But you used such short time periods in your arguments!
Cryptocurrency has not been through many Fed hiking cycles, periods of high inflation and truly widespread bear markets. Hence, realistically, there is very limited data to work with and, ce la vie, we must use what we can to extrapolate views.
But, my argument is simple, an asset class’s true characteristics are not shown in bullish periods when the stars are aligned but, rather, in periods of stress, worry and widespread panic. People’s true character tends to be revealed in tough times and, I believe, the same should be applied to testing the characteristics of an asset class.
We have come off an historic period of falling interest rates, super-low inflation, booming markets and endlessly hotter and hotter money seeking higher and higher risk assets. Indeed, cryptocurrency was born out the worry about the end-point of these monetary excesses and, ironically, was then carried to bubble proportions based on this self-same monetary jet fuel.
Well, this period is over and, so far, 1st-gen cryptocurrency has proven itself largely worthless. With its strongest correlations being towards the Fed’s balance sheet (now shrinking) and the Nasdaq lost-making stonks (DotCom Bubble 2.0), 1st-gen crypto has failed to be a currency and, indeed, has become a solution desperately looking for a problem to solve.
“You don’t understand.

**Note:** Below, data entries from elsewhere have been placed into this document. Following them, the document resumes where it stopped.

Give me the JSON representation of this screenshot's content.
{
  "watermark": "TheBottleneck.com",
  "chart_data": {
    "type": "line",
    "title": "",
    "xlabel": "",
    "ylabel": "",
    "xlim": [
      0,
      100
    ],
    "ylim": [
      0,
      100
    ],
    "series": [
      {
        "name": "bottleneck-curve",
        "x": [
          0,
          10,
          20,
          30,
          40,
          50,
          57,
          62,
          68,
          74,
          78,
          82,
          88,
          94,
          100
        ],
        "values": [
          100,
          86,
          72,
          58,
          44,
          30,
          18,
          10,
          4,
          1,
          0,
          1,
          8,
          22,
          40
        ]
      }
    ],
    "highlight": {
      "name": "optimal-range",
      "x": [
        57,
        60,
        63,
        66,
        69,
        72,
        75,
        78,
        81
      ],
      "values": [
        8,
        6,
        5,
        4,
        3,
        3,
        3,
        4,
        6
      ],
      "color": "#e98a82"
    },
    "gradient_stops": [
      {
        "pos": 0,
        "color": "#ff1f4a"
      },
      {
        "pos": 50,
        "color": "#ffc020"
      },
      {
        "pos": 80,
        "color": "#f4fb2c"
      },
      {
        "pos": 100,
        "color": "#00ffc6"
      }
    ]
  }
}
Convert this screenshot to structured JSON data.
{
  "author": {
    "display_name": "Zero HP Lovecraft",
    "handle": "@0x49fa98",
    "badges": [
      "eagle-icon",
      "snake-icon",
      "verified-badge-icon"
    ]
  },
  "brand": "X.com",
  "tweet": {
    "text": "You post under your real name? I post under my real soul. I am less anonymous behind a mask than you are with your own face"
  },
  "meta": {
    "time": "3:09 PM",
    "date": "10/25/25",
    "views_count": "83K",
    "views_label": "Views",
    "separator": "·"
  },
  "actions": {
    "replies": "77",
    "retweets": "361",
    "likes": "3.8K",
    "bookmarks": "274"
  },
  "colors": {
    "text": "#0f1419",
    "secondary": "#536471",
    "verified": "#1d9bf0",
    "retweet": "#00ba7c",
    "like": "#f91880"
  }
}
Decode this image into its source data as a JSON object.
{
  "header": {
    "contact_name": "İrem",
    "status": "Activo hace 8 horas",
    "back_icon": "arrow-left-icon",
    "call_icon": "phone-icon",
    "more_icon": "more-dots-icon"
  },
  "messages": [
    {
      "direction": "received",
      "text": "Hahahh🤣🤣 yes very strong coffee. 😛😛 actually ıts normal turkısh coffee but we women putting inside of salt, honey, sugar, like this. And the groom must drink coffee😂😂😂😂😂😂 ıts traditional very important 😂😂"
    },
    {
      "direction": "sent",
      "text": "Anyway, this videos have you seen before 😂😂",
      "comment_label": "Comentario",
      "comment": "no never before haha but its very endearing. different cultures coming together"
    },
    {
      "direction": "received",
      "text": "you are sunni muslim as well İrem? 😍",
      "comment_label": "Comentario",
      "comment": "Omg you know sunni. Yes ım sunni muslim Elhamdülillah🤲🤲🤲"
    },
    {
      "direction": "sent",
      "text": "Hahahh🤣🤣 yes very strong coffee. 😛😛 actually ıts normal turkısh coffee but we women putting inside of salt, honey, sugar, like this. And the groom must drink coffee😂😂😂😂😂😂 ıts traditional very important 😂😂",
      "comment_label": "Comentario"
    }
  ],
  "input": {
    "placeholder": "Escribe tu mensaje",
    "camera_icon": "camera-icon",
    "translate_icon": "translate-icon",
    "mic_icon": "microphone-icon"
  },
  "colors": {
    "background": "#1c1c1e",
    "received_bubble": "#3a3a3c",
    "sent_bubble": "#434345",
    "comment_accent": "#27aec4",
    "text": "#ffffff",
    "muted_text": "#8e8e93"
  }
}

These are not eating sardines, they are trading sardines.” -Anon (& probably broke shortly afterwards)